▶ [Activity]: Search the data below for the string "title". Extract every line that contains it.

Dataset rows for apps and sites
+++++

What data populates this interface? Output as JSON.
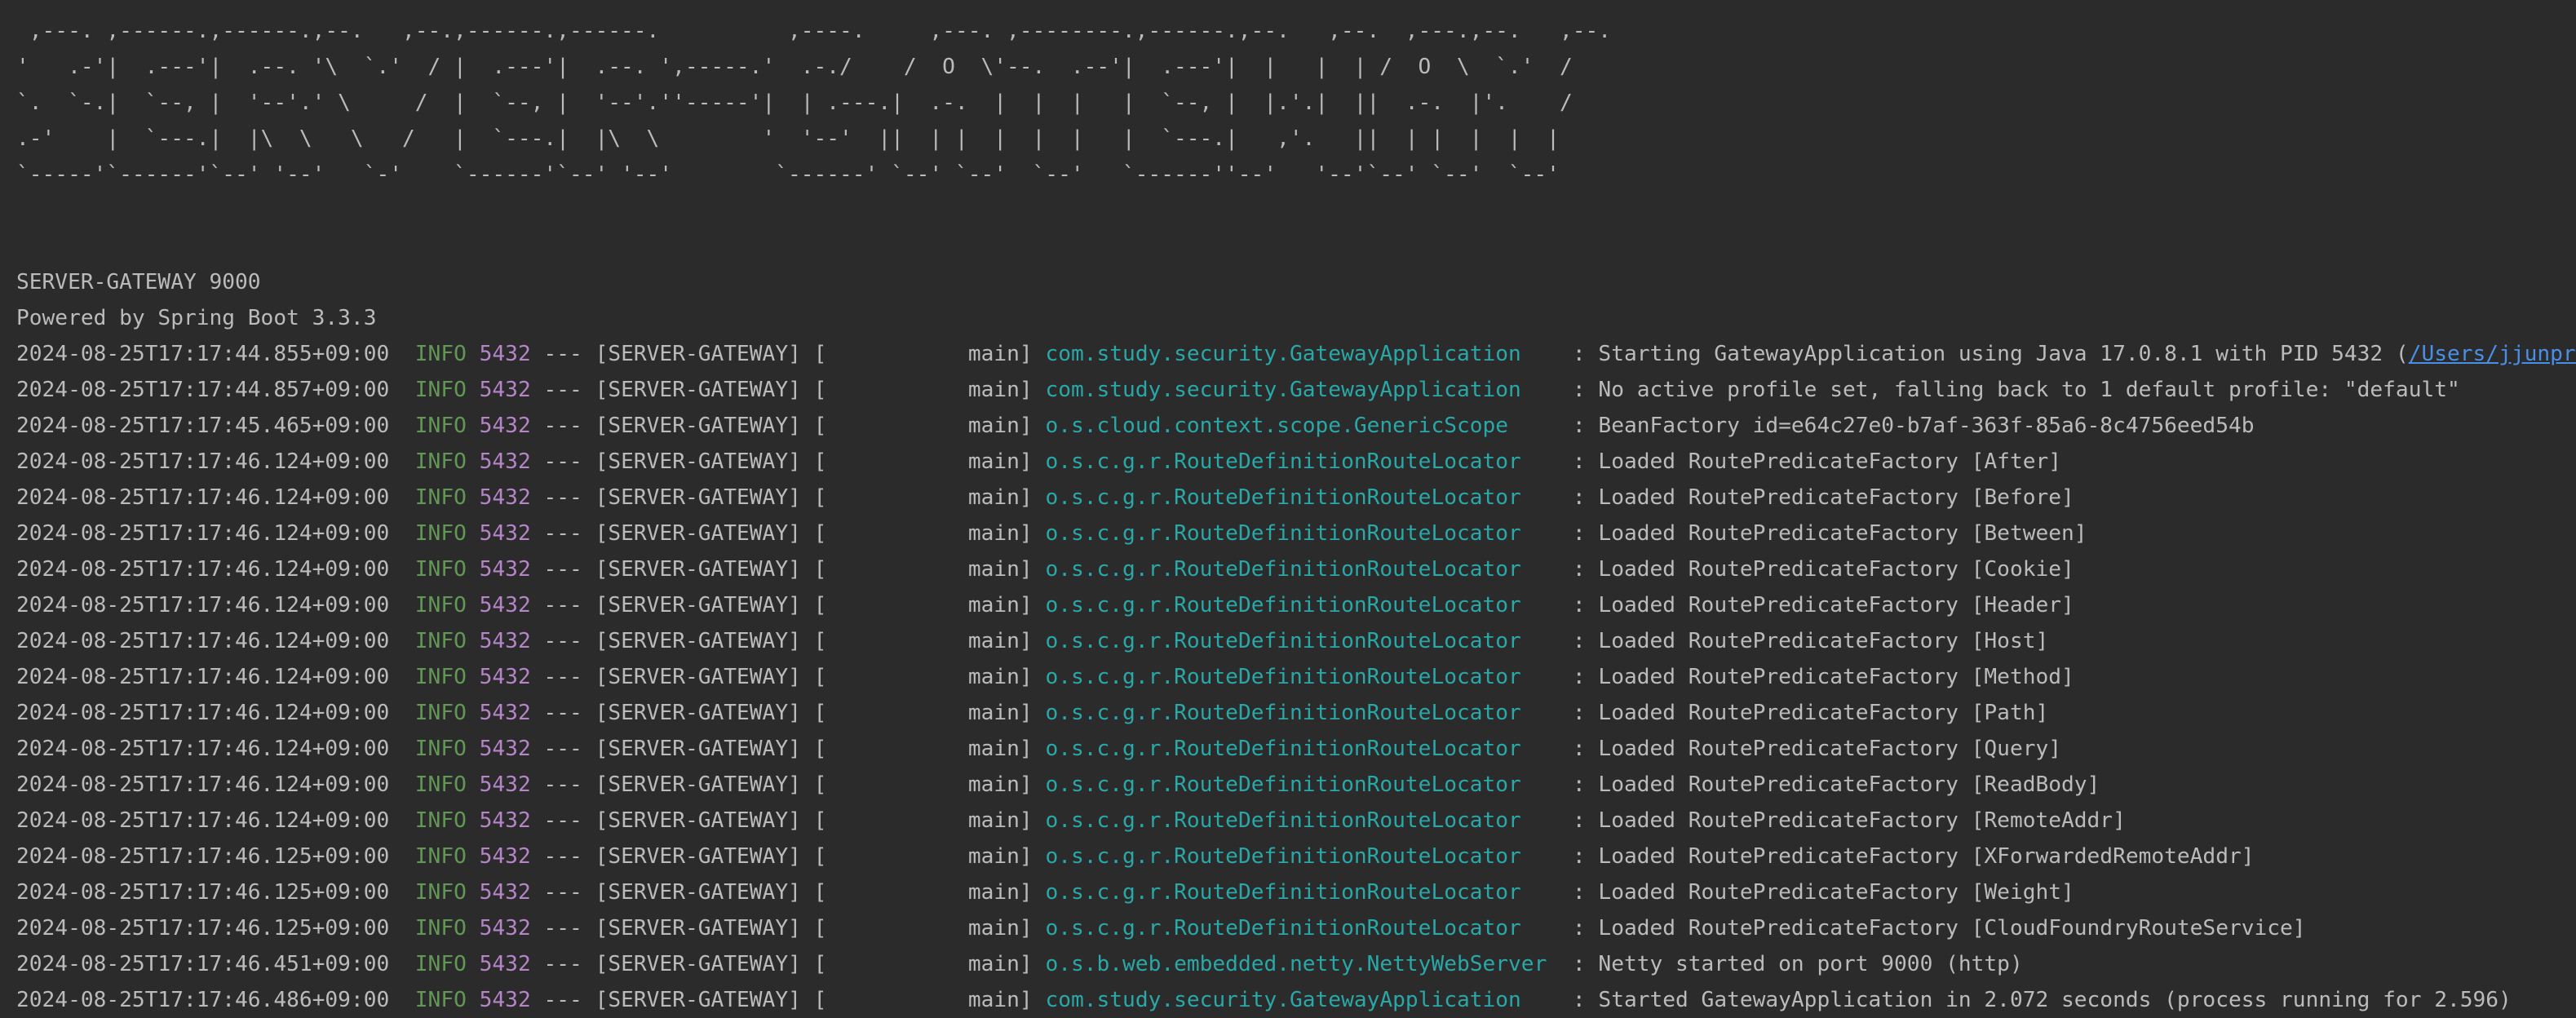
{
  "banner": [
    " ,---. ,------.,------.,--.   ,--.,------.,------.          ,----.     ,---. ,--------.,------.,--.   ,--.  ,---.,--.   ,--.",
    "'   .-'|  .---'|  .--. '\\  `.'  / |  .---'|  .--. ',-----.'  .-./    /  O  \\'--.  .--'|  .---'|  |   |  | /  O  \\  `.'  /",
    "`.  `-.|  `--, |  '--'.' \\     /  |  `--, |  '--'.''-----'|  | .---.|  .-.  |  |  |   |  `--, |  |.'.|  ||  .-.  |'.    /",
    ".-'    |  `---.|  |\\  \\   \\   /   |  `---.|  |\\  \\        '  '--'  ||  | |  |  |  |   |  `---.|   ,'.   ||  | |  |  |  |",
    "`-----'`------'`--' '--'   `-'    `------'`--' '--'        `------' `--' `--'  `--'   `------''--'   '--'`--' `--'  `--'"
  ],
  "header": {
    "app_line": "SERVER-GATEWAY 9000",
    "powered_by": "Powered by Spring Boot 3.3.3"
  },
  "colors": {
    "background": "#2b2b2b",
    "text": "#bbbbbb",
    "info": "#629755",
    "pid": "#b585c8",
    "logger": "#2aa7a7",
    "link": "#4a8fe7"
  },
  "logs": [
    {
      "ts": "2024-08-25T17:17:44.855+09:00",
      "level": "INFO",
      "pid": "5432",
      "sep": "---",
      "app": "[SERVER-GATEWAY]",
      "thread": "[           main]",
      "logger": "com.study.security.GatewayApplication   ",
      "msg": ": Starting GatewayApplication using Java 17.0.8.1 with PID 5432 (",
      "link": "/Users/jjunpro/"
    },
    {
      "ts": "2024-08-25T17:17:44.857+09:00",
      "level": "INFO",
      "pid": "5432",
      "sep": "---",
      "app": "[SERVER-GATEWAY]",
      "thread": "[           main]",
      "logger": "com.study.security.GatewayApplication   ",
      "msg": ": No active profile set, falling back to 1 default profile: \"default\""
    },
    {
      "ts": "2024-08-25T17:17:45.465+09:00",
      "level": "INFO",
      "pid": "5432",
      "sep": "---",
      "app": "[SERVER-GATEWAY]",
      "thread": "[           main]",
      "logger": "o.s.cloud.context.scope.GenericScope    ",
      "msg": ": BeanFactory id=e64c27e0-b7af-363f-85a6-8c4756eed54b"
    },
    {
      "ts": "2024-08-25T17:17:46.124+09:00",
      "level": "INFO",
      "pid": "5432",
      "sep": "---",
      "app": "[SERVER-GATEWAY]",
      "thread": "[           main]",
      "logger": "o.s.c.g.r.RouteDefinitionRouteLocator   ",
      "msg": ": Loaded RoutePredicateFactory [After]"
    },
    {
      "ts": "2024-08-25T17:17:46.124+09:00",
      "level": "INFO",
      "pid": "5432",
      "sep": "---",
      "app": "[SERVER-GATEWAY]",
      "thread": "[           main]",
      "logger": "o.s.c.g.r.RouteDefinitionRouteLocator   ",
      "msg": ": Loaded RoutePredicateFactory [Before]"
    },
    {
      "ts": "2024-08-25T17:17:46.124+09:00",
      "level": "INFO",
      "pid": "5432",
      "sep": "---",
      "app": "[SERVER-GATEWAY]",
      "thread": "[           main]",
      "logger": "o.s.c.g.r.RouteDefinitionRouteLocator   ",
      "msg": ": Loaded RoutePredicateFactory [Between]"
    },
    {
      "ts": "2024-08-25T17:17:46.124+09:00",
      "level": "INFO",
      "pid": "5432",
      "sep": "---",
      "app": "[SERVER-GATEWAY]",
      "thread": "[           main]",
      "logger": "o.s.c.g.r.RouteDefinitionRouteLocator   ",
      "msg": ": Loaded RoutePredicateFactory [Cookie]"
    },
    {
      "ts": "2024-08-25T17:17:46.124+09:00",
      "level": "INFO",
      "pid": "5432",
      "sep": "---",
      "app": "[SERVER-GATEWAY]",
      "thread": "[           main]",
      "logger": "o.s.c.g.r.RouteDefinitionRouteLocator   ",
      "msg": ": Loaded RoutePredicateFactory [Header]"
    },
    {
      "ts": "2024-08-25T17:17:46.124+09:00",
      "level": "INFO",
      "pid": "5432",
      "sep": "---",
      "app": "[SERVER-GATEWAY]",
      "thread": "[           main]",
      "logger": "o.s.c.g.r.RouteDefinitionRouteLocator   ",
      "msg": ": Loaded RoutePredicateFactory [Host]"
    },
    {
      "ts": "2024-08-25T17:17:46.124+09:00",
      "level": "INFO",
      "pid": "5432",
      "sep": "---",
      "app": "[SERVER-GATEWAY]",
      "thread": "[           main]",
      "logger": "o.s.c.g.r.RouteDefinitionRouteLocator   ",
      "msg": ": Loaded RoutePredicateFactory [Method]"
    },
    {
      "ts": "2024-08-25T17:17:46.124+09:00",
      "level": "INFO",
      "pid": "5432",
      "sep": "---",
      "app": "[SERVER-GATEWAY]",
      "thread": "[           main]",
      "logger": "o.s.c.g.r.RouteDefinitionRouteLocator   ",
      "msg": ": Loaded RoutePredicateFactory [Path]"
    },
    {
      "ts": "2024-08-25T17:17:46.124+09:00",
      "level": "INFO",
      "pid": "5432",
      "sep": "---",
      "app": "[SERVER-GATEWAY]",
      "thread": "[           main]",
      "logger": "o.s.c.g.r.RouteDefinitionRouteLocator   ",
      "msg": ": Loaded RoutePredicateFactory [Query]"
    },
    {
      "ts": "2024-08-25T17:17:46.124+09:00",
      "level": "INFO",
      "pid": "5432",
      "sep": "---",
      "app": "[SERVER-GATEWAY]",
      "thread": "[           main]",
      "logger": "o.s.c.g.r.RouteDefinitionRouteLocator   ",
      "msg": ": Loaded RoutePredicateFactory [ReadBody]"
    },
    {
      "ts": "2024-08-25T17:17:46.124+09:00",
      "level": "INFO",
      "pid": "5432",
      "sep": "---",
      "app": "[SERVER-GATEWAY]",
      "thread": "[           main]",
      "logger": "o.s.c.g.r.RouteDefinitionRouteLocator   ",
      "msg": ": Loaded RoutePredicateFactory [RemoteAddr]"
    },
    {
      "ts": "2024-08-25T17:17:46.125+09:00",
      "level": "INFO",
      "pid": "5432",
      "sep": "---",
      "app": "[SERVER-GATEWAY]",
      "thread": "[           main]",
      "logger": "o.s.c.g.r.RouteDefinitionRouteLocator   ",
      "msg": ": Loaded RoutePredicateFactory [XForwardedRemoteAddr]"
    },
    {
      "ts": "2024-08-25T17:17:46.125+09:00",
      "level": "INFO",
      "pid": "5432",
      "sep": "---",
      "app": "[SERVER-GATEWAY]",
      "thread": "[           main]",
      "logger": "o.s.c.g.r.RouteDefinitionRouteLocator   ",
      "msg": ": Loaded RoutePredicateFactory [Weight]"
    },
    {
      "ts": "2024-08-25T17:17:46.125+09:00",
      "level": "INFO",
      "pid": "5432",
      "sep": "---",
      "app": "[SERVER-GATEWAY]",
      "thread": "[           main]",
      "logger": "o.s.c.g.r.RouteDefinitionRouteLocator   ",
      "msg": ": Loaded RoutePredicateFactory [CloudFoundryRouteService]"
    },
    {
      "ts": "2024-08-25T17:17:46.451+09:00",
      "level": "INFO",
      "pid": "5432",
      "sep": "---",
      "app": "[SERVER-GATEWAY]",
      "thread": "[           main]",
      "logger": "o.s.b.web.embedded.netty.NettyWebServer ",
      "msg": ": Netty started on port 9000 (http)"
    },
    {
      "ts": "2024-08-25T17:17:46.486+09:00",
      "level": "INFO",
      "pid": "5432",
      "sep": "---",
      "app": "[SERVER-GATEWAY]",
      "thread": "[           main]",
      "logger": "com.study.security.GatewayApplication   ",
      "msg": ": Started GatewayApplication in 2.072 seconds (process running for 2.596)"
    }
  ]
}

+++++

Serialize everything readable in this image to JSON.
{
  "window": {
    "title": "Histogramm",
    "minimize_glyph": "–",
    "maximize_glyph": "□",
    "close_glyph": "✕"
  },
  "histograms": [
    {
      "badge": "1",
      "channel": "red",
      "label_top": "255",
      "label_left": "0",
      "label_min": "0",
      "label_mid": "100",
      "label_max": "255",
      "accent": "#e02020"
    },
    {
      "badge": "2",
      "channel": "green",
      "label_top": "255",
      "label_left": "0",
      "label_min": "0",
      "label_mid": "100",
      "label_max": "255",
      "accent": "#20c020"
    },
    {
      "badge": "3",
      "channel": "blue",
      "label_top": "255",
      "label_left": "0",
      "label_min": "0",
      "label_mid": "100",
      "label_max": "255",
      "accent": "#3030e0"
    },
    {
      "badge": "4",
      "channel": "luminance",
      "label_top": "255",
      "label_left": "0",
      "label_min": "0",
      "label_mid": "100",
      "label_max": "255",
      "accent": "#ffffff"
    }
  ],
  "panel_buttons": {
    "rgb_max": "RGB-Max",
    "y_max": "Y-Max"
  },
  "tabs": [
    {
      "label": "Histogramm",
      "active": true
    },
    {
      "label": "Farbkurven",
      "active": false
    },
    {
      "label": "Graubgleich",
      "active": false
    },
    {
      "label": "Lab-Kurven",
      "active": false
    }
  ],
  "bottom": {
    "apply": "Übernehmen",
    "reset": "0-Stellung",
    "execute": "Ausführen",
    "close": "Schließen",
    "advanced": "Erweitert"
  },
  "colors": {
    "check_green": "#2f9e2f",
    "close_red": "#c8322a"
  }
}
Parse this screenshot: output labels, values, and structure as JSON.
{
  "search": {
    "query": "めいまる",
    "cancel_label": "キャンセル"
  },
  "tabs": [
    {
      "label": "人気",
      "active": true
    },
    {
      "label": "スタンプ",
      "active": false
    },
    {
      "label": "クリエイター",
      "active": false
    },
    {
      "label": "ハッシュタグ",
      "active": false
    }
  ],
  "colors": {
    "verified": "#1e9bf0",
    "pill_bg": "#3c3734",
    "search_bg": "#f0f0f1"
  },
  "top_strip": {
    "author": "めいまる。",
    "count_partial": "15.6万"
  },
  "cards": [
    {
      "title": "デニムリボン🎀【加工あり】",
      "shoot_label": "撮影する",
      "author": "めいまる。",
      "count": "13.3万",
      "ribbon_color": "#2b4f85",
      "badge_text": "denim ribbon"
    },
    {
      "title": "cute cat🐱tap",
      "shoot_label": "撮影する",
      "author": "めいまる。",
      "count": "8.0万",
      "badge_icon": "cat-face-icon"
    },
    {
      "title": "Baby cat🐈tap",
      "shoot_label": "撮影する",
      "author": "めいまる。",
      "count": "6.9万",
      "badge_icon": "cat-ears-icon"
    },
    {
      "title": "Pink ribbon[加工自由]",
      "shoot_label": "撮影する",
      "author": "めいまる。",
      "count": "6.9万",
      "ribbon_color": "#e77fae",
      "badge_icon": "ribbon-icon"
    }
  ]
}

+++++

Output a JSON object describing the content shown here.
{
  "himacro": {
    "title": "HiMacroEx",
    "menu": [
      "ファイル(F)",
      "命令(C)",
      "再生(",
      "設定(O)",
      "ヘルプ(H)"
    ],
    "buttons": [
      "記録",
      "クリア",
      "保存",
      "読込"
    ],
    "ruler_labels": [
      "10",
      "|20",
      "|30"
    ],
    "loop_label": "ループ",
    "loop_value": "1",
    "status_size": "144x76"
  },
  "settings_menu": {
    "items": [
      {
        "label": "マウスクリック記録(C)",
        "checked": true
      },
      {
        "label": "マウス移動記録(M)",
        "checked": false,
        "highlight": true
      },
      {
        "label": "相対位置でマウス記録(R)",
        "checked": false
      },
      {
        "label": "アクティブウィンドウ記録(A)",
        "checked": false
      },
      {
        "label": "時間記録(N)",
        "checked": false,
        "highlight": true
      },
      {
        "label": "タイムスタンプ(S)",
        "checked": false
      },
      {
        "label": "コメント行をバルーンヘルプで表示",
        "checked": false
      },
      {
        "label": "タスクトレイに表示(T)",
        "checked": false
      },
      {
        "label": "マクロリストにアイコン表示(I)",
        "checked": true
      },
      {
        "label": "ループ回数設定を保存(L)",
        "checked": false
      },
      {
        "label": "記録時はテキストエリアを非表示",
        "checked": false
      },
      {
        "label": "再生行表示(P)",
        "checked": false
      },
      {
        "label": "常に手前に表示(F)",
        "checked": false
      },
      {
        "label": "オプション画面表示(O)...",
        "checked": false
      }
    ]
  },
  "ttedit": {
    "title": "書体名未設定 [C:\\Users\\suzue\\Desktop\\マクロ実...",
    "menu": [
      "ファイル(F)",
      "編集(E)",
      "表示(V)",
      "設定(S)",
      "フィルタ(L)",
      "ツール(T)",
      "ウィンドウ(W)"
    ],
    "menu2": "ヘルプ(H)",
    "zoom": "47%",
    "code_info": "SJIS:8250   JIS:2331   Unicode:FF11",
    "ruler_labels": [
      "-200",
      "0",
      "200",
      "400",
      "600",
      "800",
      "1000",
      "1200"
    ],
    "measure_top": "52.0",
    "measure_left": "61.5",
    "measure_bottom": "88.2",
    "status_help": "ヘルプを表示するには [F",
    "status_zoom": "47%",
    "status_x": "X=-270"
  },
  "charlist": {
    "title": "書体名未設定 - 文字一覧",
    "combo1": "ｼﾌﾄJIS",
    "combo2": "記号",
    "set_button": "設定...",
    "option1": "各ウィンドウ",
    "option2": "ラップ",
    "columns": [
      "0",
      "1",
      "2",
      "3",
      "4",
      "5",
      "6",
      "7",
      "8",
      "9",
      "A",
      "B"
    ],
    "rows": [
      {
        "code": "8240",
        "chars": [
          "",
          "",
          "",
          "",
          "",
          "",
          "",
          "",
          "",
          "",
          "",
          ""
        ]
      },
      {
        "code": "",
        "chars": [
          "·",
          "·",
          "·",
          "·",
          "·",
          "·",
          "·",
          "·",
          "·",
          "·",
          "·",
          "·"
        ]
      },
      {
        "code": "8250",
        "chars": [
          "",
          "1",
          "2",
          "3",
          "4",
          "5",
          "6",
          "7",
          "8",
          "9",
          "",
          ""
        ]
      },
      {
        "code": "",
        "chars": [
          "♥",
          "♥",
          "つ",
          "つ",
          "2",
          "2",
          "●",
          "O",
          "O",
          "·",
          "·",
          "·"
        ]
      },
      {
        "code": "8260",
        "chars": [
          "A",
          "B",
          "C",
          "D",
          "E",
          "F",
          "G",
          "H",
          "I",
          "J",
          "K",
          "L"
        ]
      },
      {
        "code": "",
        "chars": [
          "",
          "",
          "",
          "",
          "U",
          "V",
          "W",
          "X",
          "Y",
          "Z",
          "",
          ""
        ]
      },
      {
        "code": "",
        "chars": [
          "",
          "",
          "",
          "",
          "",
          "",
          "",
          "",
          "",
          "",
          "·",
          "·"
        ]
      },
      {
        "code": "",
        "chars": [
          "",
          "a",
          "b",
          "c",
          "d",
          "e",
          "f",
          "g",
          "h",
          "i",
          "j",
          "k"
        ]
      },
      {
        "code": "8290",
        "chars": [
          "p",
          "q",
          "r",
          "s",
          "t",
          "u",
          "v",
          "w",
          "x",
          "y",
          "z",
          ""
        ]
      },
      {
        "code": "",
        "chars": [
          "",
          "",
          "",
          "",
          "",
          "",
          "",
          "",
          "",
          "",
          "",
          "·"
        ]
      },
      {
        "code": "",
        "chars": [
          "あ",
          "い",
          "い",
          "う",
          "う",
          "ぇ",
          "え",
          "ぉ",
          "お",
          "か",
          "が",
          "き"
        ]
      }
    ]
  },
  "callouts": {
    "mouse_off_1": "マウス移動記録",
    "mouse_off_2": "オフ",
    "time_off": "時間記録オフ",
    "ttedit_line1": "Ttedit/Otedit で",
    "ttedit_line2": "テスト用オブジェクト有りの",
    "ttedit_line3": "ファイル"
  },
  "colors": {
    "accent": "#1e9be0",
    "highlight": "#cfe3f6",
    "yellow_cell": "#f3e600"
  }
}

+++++

▶ [Result of the exercise]:
    "title": "Histogramm",
      "title": "デニムリボン🎀【加工あり】",
      "title": "cute cat🐱tap",
      "title": "Baby cat🐈tap",
      "title": "Pink ribbon[加工自由]",
    "title": "HiMacroEx",
    "title": "書体名未設定 [C:\\Users\\suzue\\Desktop\\マクロ実...",
    "title": "書体名未設定 - 文字一覧",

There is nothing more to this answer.